Your answer should be every line of the entries that has the string "LATE" in it.

--- INFORMATION Enclosed Below ---

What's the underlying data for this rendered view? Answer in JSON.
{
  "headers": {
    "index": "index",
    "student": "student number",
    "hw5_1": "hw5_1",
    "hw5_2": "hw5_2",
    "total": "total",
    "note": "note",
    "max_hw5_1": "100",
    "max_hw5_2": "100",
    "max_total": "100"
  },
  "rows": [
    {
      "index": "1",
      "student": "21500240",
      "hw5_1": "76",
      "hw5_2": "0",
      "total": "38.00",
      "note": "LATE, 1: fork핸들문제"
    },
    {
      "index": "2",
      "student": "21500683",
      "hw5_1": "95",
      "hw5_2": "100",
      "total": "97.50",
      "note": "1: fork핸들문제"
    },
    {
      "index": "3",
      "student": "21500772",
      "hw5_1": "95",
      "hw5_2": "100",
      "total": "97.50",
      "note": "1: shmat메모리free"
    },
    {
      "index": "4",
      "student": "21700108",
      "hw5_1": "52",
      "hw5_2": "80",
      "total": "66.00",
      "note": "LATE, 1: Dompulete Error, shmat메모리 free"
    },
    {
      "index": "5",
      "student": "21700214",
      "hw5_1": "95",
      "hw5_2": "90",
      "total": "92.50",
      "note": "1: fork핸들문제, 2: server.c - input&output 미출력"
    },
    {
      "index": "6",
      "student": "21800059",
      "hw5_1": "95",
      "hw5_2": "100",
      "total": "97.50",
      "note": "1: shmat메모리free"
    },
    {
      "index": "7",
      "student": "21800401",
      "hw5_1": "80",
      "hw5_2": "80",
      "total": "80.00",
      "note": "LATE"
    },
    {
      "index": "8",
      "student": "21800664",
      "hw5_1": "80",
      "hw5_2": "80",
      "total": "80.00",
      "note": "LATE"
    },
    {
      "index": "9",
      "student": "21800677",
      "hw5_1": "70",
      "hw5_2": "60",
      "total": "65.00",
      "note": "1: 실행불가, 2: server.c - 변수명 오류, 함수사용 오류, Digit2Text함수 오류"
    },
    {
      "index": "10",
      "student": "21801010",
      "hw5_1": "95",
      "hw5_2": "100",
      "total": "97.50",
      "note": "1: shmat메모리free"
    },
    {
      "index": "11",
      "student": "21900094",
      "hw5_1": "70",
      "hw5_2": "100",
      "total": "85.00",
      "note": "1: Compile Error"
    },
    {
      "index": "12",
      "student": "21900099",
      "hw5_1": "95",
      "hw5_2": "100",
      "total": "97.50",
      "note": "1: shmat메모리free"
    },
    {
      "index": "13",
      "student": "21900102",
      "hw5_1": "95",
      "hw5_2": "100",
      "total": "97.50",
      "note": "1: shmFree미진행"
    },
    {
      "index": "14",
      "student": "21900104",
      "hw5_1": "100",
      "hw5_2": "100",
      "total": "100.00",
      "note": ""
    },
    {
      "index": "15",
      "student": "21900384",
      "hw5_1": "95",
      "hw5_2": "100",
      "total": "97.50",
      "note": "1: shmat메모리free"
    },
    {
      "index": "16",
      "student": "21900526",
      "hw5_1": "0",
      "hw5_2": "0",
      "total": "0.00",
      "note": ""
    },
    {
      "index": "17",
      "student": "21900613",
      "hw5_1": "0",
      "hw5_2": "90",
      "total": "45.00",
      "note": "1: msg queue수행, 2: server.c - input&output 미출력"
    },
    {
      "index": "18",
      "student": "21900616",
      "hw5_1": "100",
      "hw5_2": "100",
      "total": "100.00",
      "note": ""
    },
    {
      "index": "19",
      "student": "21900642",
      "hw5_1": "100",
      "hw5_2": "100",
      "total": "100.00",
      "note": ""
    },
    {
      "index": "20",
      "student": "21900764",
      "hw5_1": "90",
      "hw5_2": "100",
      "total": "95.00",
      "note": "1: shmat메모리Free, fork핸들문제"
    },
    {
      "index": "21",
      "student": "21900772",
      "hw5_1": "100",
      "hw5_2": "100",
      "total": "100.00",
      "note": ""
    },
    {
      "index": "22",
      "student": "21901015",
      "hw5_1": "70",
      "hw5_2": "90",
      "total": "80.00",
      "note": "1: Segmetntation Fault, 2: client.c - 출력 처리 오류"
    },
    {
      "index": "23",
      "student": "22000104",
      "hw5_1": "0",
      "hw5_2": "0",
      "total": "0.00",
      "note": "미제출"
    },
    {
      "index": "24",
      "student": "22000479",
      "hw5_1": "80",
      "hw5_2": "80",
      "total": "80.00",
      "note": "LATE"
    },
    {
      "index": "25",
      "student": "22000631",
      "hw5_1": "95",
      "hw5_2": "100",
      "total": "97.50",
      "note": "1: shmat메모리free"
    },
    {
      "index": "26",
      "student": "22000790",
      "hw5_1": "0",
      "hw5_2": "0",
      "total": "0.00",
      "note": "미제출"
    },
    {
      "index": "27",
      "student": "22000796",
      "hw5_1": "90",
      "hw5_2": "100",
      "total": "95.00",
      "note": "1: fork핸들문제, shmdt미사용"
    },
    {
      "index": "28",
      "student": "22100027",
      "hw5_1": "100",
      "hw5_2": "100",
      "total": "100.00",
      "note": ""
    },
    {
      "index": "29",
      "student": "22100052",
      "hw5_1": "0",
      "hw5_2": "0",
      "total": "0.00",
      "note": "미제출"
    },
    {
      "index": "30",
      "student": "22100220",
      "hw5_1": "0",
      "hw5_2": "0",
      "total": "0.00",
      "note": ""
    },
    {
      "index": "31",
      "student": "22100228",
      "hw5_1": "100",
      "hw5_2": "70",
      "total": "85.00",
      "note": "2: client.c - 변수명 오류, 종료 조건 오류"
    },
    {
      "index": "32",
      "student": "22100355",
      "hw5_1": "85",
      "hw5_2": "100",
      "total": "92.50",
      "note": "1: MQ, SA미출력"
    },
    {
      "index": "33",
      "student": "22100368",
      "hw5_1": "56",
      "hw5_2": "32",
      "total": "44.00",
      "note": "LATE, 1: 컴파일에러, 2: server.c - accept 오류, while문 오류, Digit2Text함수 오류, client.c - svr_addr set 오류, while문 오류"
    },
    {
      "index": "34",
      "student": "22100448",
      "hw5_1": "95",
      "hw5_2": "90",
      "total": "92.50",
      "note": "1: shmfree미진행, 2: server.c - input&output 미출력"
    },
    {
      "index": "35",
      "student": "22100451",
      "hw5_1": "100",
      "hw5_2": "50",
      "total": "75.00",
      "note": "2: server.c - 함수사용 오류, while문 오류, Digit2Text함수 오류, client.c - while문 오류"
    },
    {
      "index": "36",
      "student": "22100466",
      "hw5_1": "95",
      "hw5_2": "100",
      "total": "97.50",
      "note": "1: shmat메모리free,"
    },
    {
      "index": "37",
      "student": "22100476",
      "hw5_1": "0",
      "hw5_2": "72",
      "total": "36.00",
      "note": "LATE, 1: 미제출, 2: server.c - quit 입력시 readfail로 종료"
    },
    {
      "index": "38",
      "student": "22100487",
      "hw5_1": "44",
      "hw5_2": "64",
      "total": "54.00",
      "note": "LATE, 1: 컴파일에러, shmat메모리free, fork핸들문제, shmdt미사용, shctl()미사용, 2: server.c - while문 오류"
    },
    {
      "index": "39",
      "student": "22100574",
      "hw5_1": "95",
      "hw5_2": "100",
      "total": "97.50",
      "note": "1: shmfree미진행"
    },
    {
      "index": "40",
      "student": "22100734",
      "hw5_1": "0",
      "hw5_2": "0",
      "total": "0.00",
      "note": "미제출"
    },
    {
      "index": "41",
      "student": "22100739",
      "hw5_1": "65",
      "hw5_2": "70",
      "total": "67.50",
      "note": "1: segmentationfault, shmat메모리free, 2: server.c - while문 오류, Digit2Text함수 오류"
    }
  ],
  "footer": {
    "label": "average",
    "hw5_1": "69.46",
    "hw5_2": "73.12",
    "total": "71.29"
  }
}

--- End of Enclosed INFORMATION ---

### SOLUTION BELOW
      "note": "LATE, 1: fork핸들문제"
      "note": "LATE, 1: Dompulete Error, shmat메모리 free"
      "note": "LATE"
      "note": "LATE"
      "note": "LATE"
      "note": "LATE, 1: 컴파일에러, 2: server.c - accept 오류, while문 오류, Digit2Text함수 오류, client.c - svr_addr set 오류, while문 오류"
      "note": "LATE, 1: 미제출, 2: server.c - quit 입력시 readfail로 종료"
      "note": "LATE, 1: 컴파일에러, shmat메모리free, fork핸들문제, shmdt미사용, shctl()미사용, 2: server.c - while문 오류"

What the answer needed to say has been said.